**** Data provided ****

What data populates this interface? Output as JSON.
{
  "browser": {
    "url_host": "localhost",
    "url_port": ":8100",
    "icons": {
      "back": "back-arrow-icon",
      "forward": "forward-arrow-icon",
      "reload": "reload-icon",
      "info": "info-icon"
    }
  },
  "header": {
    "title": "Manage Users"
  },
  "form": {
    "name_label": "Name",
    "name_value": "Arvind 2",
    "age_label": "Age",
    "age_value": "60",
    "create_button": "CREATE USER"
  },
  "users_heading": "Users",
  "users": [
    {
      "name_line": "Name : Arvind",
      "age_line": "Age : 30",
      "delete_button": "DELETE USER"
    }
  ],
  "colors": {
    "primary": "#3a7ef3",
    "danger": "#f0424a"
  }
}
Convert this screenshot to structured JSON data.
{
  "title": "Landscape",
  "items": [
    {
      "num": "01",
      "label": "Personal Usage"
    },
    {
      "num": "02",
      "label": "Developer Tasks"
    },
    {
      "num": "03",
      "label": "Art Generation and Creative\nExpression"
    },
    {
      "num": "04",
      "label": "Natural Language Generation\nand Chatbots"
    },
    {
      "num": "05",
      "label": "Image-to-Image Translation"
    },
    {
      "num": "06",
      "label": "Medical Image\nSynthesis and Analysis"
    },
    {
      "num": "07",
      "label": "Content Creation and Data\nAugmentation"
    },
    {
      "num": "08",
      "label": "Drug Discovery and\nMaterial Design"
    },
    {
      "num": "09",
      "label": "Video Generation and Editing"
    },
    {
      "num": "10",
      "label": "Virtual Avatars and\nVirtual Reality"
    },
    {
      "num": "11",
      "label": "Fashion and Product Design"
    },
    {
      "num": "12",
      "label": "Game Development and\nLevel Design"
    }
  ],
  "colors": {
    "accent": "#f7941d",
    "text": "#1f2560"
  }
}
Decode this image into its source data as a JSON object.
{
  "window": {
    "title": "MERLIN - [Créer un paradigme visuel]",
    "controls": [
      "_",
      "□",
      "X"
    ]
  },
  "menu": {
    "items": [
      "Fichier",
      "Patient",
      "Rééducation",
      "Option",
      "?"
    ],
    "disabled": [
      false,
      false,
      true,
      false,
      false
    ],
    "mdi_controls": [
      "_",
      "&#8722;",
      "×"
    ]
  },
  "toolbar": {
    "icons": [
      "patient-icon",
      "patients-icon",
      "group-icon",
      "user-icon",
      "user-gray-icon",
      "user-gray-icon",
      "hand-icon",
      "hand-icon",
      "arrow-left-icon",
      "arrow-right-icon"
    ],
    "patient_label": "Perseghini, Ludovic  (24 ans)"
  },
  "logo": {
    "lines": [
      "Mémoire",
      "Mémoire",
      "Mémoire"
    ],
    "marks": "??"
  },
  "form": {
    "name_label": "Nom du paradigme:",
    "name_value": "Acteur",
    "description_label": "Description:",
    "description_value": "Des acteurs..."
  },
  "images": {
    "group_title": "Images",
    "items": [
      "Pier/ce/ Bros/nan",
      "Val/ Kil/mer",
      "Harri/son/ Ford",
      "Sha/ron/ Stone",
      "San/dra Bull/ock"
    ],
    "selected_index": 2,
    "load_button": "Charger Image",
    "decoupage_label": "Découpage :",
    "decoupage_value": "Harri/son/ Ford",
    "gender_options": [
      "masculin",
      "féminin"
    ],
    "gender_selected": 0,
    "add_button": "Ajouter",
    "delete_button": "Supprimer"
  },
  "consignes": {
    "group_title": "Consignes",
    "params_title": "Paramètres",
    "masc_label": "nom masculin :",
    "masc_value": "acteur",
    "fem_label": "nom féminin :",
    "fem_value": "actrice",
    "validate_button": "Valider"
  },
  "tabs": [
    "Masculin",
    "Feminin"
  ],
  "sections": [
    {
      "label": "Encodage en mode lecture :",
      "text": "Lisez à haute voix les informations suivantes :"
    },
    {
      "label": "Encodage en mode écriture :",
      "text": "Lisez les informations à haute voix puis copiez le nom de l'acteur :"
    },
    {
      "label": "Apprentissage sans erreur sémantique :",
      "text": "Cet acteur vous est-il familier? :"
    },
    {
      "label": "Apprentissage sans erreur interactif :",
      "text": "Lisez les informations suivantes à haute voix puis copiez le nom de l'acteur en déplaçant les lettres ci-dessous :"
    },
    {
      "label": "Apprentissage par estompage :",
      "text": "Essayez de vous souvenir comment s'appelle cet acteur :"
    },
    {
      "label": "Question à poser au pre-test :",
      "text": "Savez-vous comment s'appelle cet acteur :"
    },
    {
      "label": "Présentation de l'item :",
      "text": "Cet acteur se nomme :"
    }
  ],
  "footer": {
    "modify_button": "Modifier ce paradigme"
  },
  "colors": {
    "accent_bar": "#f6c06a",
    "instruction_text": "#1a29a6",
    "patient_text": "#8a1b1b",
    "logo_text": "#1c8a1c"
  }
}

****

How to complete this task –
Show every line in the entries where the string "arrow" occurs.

Exercise answer –
      "back": "back-arrow-icon",
      "forward": "forward-arrow-icon",
      "arrow-left-icon",
      "arrow-right-icon"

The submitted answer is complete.